— Exercise materials —
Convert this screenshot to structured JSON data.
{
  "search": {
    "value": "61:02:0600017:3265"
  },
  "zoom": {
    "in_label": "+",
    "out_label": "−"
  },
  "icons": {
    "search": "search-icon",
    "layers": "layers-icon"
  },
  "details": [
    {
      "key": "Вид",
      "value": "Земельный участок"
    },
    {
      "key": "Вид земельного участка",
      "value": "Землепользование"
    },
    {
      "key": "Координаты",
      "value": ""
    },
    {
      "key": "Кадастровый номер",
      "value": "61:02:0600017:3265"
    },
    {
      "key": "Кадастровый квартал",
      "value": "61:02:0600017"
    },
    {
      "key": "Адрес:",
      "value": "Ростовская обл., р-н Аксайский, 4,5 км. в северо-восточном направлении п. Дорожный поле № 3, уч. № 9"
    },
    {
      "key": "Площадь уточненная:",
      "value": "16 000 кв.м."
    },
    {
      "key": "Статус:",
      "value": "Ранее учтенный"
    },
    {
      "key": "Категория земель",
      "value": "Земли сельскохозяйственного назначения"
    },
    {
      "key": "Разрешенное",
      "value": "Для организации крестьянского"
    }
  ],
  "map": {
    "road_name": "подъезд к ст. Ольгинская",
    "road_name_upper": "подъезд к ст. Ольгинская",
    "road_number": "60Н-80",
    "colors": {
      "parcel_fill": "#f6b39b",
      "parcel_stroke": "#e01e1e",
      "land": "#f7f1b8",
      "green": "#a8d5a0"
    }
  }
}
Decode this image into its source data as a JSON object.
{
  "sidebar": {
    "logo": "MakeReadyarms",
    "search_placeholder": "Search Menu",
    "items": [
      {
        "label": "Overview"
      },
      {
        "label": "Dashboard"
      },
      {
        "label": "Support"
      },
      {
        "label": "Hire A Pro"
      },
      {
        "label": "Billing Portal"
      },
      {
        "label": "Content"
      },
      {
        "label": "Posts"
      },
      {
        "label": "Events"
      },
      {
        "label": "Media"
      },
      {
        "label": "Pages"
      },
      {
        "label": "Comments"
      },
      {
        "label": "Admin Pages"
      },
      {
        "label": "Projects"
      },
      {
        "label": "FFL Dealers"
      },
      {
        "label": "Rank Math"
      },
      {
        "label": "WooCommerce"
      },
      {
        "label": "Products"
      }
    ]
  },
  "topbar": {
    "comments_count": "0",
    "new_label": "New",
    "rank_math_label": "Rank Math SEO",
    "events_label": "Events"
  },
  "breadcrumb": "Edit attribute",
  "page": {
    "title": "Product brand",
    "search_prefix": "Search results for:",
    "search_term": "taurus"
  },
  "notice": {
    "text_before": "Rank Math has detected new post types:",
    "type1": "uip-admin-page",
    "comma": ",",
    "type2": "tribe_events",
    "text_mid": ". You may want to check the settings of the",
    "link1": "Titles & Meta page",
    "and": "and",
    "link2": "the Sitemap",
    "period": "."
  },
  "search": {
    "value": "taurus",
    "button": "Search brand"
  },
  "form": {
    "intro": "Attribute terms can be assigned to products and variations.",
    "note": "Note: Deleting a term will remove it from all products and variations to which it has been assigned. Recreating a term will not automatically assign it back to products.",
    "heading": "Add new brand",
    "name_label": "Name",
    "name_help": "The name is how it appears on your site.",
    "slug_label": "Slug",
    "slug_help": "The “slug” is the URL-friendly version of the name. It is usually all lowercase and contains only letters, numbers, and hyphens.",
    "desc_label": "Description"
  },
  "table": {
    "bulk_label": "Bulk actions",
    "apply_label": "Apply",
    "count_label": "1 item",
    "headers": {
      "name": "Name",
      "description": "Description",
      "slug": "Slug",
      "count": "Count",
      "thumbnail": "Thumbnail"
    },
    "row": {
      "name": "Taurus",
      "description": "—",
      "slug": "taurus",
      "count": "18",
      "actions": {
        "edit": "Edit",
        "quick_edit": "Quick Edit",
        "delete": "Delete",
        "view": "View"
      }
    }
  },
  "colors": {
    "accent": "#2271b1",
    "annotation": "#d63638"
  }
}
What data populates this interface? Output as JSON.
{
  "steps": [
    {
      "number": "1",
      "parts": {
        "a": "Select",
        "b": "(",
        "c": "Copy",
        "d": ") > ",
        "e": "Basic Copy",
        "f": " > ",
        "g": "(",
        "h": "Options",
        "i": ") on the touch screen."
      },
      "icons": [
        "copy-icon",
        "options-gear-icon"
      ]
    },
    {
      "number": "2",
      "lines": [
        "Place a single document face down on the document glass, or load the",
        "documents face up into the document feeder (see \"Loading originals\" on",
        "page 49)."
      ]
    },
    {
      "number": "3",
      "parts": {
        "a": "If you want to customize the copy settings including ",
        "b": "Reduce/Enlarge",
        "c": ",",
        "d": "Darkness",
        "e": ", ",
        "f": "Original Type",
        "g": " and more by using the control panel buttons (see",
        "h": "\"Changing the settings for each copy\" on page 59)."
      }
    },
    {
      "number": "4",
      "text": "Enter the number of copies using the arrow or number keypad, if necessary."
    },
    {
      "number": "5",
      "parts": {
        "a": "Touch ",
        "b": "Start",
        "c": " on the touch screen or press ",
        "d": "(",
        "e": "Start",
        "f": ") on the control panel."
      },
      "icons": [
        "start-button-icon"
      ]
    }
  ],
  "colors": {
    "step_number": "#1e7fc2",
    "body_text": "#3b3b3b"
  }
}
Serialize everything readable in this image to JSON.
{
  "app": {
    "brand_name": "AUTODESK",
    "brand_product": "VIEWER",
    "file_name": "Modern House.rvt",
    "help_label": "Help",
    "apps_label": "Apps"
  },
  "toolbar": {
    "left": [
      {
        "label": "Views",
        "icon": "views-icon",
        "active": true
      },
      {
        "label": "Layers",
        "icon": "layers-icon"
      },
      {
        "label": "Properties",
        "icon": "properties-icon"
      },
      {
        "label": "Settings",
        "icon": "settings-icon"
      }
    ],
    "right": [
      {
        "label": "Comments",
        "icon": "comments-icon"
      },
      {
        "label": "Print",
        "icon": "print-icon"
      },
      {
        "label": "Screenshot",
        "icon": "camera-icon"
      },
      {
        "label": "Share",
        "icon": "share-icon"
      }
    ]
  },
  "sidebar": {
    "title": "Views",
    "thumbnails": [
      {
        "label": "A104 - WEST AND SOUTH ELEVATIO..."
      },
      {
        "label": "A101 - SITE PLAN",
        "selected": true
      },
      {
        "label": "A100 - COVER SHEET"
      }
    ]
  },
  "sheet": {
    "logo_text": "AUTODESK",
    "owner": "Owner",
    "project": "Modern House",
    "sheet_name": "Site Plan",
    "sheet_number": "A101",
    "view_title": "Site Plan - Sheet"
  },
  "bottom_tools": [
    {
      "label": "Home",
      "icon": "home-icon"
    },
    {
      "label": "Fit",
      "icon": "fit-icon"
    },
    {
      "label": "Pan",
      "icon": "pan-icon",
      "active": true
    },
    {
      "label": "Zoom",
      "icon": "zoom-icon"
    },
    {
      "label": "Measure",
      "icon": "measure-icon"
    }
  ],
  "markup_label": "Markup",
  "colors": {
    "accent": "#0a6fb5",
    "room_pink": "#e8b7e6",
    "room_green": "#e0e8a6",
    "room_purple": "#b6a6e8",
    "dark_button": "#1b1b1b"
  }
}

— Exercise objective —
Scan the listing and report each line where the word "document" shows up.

— Exercise result —
        "Place a single document face down on the document glass, or load the",
        "documents face up into the document feeder (see \"Loading originals\" on",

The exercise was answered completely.